For various reasons, during the middle ages excess blood in the body was seen as the cause of numerous ailments. Many people would even use leeches recreationally just because they thought it would keep them healthy.
Honey coated cadavers
According to some sources there were elderly men in Arabia that would eat nothing but honey until they died. They were then buried in honey and left in a tomb for over a century after which they were ready for consumption by people with various ailments.
Although today it is known as one of the most addictive substances on Earth, scientists at the beginning of the 20th century for some reason thought it was a non-addictive form of morphine. Therefore, Bayer actually produced heroin as a cough suppressant for children. Not surprisingly production ended shortly thereafter.
Like trepanation, lobotomies were performed by drilling a hole into the head, at least until psychiatrist Walter Freeman realized that an icepick through the eye socket was faster. Thankfully, with the advent of effective antipsychotics in the 60s, this procedure fell out of favor.

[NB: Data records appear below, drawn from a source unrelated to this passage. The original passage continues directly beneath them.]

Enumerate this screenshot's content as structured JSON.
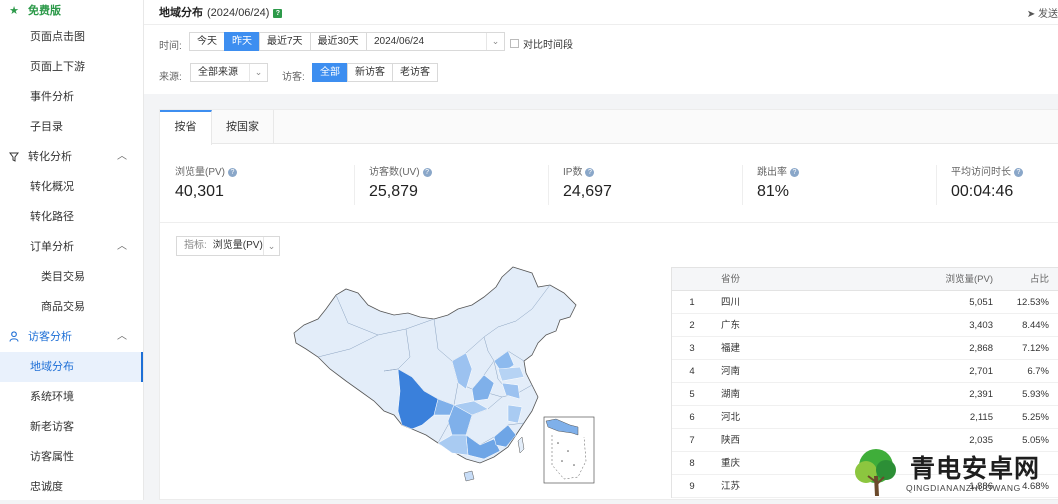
{
  "sidebar": {
    "top_item": "免费版",
    "items": [
      {
        "label": "页面点击图"
      },
      {
        "label": "页面上下游"
      },
      {
        "label": "事件分析"
      },
      {
        "label": "子目录"
      },
      {
        "label": "转化分析"
      },
      {
        "label": "转化概况"
      },
      {
        "label": "转化路径"
      },
      {
        "label": "订单分析"
      },
      {
        "label": "类目交易"
      },
      {
        "label": "商品交易"
      },
      {
        "label": "访客分析"
      },
      {
        "label": "地域分布"
      },
      {
        "label": "系统环境"
      },
      {
        "label": "新老访客"
      },
      {
        "label": "访客属性"
      },
      {
        "label": "忠诚度"
      }
    ]
  },
  "header": {
    "title": "地域分布",
    "date": "(2024/06/24)",
    "send_label": "发送",
    "time_label": "时间:",
    "time_buttons": [
      "今天",
      "昨天",
      "最近7天",
      "最近30天"
    ],
    "time_selected": "昨天",
    "date_value": "2024/06/24",
    "compare_label": "对比时间段",
    "source_label": "来源:",
    "source_value": "全部来源",
    "visitor_label": "访客:",
    "visitor_buttons": [
      "全部",
      "新访客",
      "老访客"
    ],
    "visitor_selected": "全部"
  },
  "tabs": [
    "按省",
    "按国家"
  ],
  "active_tab": "按省",
  "metrics": [
    {
      "label": "浏览量(PV)",
      "value": "40,301"
    },
    {
      "label": "访客数(UV)",
      "value": "25,879"
    },
    {
      "label": "IP数",
      "value": "24,697"
    },
    {
      "label": "跳出率",
      "value": "81%"
    },
    {
      "label": "平均访问时长",
      "value": "00:04:46"
    }
  ],
  "indicator": {
    "key": "指标:",
    "value": "浏览量(PV)"
  },
  "table": {
    "headers": {
      "province": "省份",
      "pv": "浏览量(PV)",
      "pct": "占比"
    },
    "rows": [
      {
        "rank": "1",
        "province": "四川",
        "pv": "5,051",
        "pct": "12.53%"
      },
      {
        "rank": "2",
        "province": "广东",
        "pv": "3,403",
        "pct": "8.44%"
      },
      {
        "rank": "3",
        "province": "福建",
        "pv": "2,868",
        "pct": "7.12%"
      },
      {
        "rank": "4",
        "province": "河南",
        "pv": "2,701",
        "pct": "6.7%"
      },
      {
        "rank": "5",
        "province": "湖南",
        "pv": "2,391",
        "pct": "5.93%"
      },
      {
        "rank": "6",
        "province": "河北",
        "pv": "2,115",
        "pct": "5.25%"
      },
      {
        "rank": "7",
        "province": "陕西",
        "pv": "2,035",
        "pct": "5.05%"
      },
      {
        "rank": "8",
        "province": "重庆",
        "pv": "",
        "pct": ""
      },
      {
        "rank": "9",
        "province": "江苏",
        "pv": "1,886",
        "pct": "4.68%"
      }
    ]
  },
  "watermark": {
    "title": "青电安卓网",
    "subtitle": "QINGDIANANZHUOWANG"
  },
  "colors": {
    "accent": "#3d8ef0",
    "map_dark": "#3a80db",
    "map_mid": "#7fb0ea",
    "map_light": "#e3edf9",
    "green": "#2d9a4a"
  }
}
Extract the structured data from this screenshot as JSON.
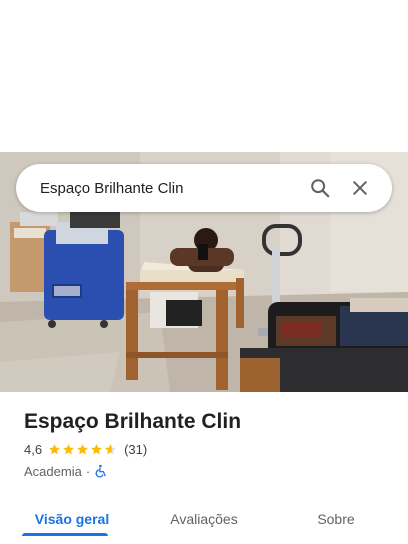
{
  "search": {
    "query": "Espaço Brilhante Clin",
    "search_icon": "search-icon",
    "close_icon": "close-icon"
  },
  "photo": {
    "description_icon": "place-photo"
  },
  "place": {
    "name": "Espaço Brilhante Clin",
    "rating": "4,6",
    "rating_value": 4.6,
    "stars_max": 5,
    "review_count": "(31)",
    "category": "Academia",
    "separator": "·",
    "accessibility_icon": "wheelchair-icon"
  },
  "tabs": [
    {
      "label": "Visão geral",
      "active": true
    },
    {
      "label": "Avaliações",
      "active": false
    },
    {
      "label": "Sobre",
      "active": false
    }
  ],
  "colors": {
    "accent": "#1a73e8",
    "star": "#fbbc04",
    "text_primary": "#202124",
    "text_secondary": "#5f6368"
  }
}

In spite of the fact that it kills 3 million people per year, it apparently raises your body temperature enough to kill the bacteria that cause syphilis. Dr. Julius Wagner-Jauregg even won the Nobel prize in 1927 for the discovery. Not surprisingly this treatment is no longer used today.
Hitler’s doctors are possibly the most famous example’s of using this treatment. As Hitler was a known hypochondriac they would often inject him with all sorts of medications, including meth. Go figure.
In the mid 1800s Italian chemist Angelo Mariani came out with a “healing tonic” that consisted of red wine and cocoa leaves. The tonic became very popular (for those of you that don’t know, coca leaves contain cocaine). Which leads us to our next entry…
Inspired by Vin Mariani, Coca-Cola (made from coca-leaves and cola nuts) was also originally intended to be a medicine. Colonel John Pemberton, the inventor, claimed that it could cure headaches, morphine addiction, and impotence.
Basically the medieval word for enemas, people would often put all sorts of things into their rectum hoping for a magical cure. However, to give credit where credit is due, they did use it to cure constipation, which is still done today.
Urine as an antiseptic
Yup, it had multiple uses, and this one was often the treatment of choice on the battlefield. Interestingly enough, urine was in all likelihood the most sterile substance available in such a scenario.
In the middle ages, people were convinced that the black death was caused by smelly odors. The prevailing view of the day was that “like cures like” so many physicians encouraged people to fart in jars and then open the jars when the plaque came to town.